Another solution could be ‘edible’ projects based on the Incredible Edible model originating in Hebden Bridge. Small plots of communally owned or derelict land are planted up by anyone to grow food for their community. The produce is available to anyone who needs it; they can simply help themselves. This model has been developed all over the UK with ideas like planters in shopping areas and fruit bushes at railway stations.
All of these and other options have their strengths but combining them as part of an edible strategy (PDF link – 2.4MB) integrated with elements like local farming diversification, agroforestry and community and producer markets takes the benefits up a few notches.
Allotments have worked pretty well for centuries.
There’s an existing infrastructure in most of the UK (https://www.scottishallotments.org/) that not only requires local authorities to provide sufficient allotments to meet need, but also to protect them from sale to developers unless stringent criteria are met.

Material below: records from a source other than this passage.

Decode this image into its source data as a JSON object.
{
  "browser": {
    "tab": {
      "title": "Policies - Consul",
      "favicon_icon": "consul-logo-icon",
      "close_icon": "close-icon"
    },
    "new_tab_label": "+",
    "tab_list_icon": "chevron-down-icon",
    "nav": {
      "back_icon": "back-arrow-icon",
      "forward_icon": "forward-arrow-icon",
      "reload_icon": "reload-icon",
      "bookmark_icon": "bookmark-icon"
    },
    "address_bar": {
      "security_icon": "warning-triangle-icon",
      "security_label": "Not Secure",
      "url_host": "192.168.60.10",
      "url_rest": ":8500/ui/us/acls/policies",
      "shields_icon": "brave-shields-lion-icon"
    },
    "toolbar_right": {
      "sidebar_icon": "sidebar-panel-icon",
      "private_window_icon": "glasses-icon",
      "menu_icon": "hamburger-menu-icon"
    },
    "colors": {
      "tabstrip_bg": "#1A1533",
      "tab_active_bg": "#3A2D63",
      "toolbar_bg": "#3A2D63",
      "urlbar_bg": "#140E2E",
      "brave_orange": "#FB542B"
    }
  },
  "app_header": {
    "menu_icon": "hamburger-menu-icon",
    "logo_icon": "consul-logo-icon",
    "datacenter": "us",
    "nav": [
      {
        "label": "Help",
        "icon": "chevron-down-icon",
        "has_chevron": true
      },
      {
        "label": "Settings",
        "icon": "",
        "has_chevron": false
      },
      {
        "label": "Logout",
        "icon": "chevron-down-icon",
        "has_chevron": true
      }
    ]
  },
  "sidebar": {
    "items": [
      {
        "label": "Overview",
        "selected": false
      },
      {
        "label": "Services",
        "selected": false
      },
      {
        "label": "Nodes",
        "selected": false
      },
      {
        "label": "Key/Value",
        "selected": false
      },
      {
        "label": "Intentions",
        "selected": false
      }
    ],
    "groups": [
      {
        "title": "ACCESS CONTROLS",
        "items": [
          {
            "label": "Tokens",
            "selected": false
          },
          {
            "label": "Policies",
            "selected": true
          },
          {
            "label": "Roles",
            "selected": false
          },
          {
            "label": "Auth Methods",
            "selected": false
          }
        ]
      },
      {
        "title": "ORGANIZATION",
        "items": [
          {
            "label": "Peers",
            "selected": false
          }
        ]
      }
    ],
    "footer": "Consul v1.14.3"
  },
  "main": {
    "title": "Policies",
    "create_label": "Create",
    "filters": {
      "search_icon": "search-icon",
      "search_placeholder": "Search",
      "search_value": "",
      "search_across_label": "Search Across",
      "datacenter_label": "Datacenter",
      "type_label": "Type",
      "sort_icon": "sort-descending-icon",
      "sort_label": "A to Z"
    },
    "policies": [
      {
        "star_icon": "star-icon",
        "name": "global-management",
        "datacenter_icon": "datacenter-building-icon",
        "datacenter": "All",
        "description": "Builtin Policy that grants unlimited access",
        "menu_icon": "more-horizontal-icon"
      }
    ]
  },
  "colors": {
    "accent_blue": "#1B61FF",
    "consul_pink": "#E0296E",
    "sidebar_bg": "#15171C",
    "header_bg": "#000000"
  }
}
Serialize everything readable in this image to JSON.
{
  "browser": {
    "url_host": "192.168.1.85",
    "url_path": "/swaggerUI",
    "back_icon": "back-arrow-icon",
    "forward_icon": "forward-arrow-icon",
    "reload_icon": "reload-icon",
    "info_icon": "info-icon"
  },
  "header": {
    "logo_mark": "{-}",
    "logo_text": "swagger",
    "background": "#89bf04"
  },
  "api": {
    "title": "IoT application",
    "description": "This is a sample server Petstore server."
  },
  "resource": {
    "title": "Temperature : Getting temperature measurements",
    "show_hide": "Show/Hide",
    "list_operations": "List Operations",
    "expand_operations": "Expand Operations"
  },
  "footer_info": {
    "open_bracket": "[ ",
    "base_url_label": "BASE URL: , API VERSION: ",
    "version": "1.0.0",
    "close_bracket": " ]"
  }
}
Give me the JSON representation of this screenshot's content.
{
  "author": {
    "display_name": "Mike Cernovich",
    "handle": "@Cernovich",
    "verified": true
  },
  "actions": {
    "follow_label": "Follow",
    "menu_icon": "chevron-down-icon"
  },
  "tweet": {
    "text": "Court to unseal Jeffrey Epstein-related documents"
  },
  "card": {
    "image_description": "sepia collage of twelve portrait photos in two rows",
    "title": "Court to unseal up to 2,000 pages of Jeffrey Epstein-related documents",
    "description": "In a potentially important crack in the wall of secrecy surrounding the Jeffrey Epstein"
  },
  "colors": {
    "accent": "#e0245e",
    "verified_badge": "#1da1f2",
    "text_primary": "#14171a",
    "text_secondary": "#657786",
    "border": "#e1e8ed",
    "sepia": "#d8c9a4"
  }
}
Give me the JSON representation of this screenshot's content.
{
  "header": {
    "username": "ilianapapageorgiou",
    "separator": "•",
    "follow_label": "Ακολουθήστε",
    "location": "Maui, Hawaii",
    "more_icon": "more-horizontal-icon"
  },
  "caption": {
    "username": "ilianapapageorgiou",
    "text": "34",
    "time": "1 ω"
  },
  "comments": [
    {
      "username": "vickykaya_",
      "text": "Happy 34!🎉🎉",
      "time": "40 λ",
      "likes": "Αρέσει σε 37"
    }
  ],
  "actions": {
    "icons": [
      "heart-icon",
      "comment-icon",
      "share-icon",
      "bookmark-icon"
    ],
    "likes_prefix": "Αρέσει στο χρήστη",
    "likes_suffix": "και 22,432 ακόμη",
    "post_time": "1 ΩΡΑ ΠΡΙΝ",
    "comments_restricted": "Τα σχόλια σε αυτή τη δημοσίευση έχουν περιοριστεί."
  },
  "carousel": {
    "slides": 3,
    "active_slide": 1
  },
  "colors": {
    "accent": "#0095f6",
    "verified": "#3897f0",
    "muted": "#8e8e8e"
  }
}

This makes them a fundamental cornerstone for a local edible strategy in the UK. And, as always, allotment organisations are moving with the times to meet local needs for communities as well as for food growth.
The role of soil in the success of allotments and food growth should not be underestimated and is one which the aptly named Soil Association takes very seriously in their aim to maintain and improve it organically. They wrote about this in their blog for National Allotment Week.
Raymond Briggs sadly died on the 9th of August, the beginning of National Allotment Week in the UK. All his life he continued to support his local dairy by having his milk delivered, watch on BBC iPlayer.
He’d no doubt have been pleased to see allotments becoming increasingly relevant now. Perhaps we should all be a bit more like Ernest & Ethel.
Gill previously wrote for Autumn Voices during our #CLANGERS series of blogs in 2021.
You can also use the hashtags below to follow up on some of the topics Gill mentioned and search for information, individuals and organisations online on these themes.
Our flash theme for August is cats, Edinburgh and allotments!
Here we are in August. With so many things happening in the world, we plan to keep distracting you with the nicer things in life. This month, it’s #InternationalCatDay (very important to Orlando), Edinburgh festivals season and allotments, just for good measure.
We have some content coming up on the website this month from people who have brilliant and successful creative lives that chime with their love of all things feline. We’re also hoping to hear from allotment lovers to celebrate #NationalAllotmentsWeek and take a peek at older performers at the Edinburgh festival. These are also the themes of our monthly flash competition, which is a photo competition this month.
Are you aged 60 or over? Send us your cat photos! If you’re not a fan of cats (whyever not?), send us your Edinburgh Festival photos! Or send us your allotment photos!
Entries will be accepted until midnight on August 31st and we’ll pick our favourite in early September. The winner will receive a copy of Cat Brushing, the fabulous new short story collection from Jane Campbell, published by riverrun, and imprint of Quercus. The Autumn Voices Content Editor has just read it and reckons it’s very good…